WORK INSTRUCTION
Collect every line below that contains the word "suffix".

Dataset excerpts:
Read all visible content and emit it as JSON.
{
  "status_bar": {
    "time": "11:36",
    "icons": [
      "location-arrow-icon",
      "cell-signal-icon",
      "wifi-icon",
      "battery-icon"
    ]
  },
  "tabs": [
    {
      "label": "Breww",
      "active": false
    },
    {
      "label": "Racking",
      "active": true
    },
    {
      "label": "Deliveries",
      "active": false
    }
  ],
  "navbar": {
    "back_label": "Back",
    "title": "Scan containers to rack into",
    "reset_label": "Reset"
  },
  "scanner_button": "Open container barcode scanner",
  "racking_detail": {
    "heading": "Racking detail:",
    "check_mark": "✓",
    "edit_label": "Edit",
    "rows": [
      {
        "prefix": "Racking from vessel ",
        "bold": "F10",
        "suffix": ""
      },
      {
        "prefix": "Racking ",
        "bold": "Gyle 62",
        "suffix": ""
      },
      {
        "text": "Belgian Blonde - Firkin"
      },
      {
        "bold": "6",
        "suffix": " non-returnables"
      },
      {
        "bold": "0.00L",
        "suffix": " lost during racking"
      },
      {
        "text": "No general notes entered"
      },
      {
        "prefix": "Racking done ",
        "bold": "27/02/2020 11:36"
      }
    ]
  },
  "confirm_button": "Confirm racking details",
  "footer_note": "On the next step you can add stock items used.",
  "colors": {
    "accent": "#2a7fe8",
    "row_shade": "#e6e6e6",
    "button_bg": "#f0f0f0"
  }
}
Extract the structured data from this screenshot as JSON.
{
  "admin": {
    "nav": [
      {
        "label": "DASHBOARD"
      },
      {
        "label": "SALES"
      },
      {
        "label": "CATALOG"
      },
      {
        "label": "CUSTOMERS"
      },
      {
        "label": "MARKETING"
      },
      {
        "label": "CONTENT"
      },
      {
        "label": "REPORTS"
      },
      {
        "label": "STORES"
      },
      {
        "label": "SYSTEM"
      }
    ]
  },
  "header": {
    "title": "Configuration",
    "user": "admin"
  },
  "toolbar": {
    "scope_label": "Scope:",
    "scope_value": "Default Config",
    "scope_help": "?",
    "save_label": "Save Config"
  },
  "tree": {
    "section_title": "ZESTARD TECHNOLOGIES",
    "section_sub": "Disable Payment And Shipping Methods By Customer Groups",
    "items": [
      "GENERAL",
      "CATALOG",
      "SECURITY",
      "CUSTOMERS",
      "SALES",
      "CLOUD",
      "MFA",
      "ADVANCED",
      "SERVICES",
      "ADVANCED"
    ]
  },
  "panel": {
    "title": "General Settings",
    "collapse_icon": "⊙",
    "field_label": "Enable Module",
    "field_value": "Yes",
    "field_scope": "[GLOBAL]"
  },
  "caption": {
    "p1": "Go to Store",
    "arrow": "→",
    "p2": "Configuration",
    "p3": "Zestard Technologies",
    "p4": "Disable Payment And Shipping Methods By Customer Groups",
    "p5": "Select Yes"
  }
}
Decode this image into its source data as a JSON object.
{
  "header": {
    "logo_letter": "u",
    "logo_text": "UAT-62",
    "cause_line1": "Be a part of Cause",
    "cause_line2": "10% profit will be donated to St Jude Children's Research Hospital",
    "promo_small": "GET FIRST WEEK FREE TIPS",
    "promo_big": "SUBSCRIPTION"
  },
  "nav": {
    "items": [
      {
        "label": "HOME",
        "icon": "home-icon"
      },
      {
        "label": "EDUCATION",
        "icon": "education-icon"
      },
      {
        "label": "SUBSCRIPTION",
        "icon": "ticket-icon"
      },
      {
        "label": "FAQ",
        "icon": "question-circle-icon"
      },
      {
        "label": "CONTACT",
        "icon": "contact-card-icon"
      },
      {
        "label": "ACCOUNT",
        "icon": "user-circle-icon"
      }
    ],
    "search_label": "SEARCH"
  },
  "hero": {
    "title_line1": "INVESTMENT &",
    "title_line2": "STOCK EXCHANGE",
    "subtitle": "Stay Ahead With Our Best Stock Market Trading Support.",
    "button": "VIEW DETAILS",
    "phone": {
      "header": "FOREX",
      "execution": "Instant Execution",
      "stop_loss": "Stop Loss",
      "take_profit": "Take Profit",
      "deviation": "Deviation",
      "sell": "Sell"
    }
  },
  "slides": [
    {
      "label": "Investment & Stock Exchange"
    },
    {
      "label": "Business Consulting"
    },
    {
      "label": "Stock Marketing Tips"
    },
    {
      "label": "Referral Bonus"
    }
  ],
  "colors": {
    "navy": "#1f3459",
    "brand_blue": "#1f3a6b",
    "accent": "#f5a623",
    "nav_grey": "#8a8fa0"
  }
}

OUTPUT FOR THIS EXERCISE
        "suffix": ""
        "suffix": ""
        "suffix": " non-returnables"
        "suffix": " lost during racking"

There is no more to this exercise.